16. PRC Freedom of the Press
BBC (“CHINA FREES HONG KONG JOURNALIST”, 2008/02/05) reported that Hong Kong journalist Ching Cheong who was jailed in the PRC’s mainland on spying charges has been released after serving less than half a five-year sentence. Chinese officials accused him of buying information and passing it to Taiwan – charges his family and his employer, Singapore’s Straits Times, rejected. He has now returned to Hong Kong to spend Lunar New Year with his family. Ching’s plight was one of several high-profile cases highlighted by human rights groups as examples of the PRC’s increasing repression of journalists.
17. PRC Chief Economist at World Bank

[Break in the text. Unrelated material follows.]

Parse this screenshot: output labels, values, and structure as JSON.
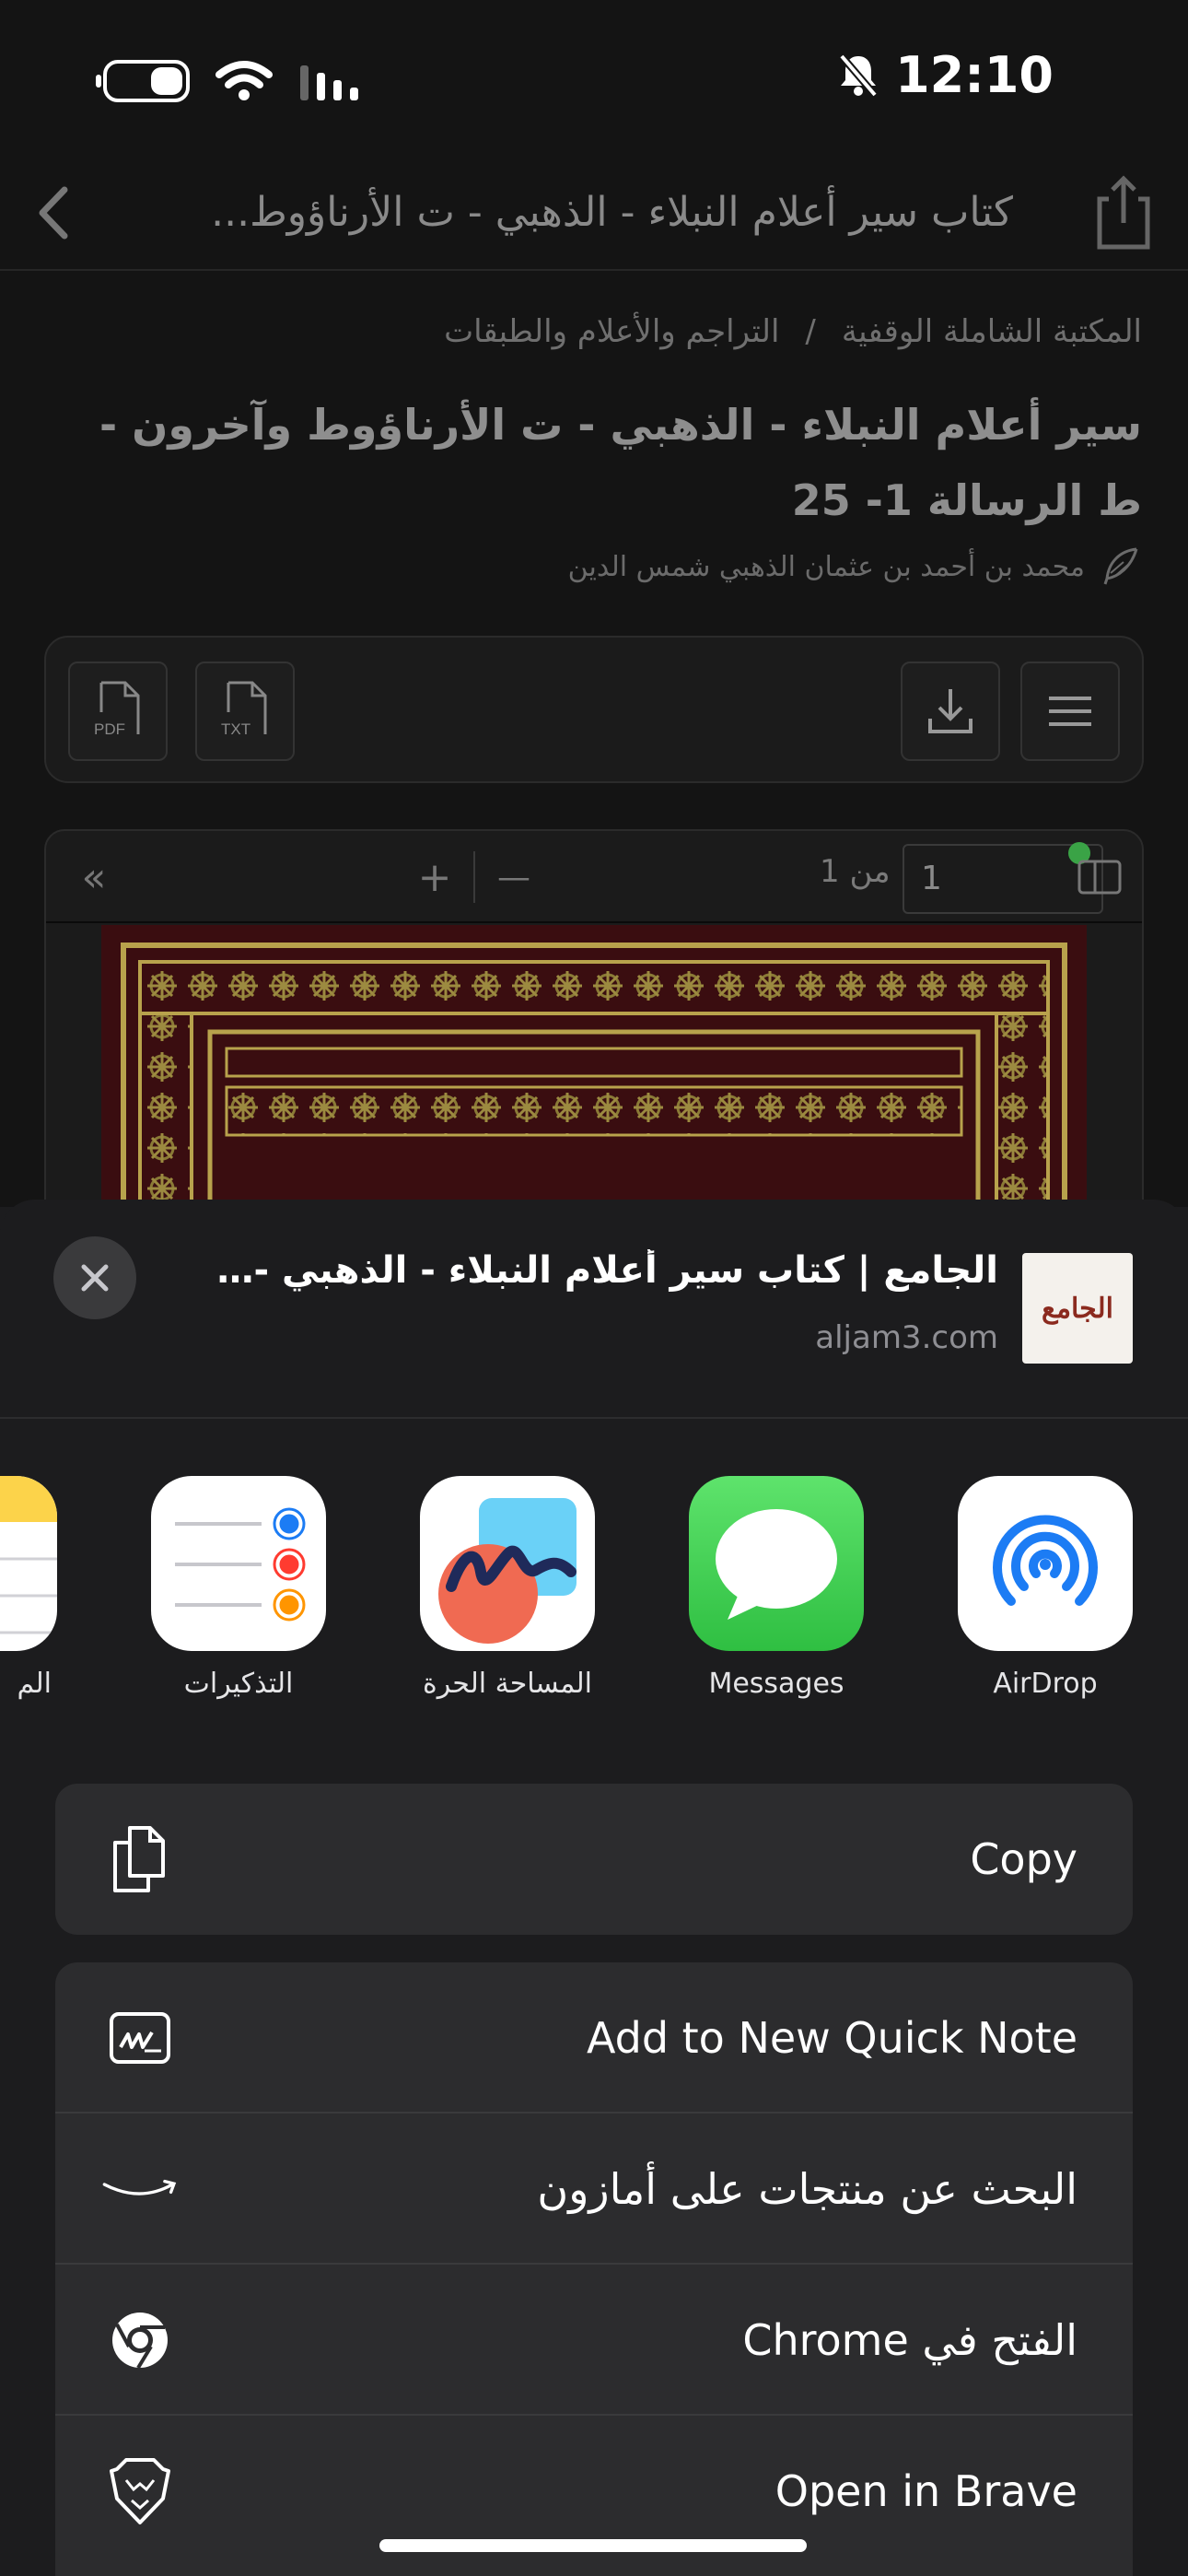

BBC (“FIRST CHINESE FOR WORLD BANK JOB”, 2008/02/05) reported that the World Bank has appointed its first chief economist from a developing country to work at the institution. Justin Yifu Lin, a leading academic from Beijing University who is originally from Taiwan, is the first Chinese citizen to hold the position. World Bank President, Robert Zoellick, said Professor Lin brings unique skills and experience to the job. Prof Lin believes the World Bank could help African countries find a successful development path and that the PRC’s experience can be useful in this regard. His appointment to the world’s largest development agency shows the growing influence of the PRC’s economic reform,” the BBC’s China Editor Shirong Chen believes.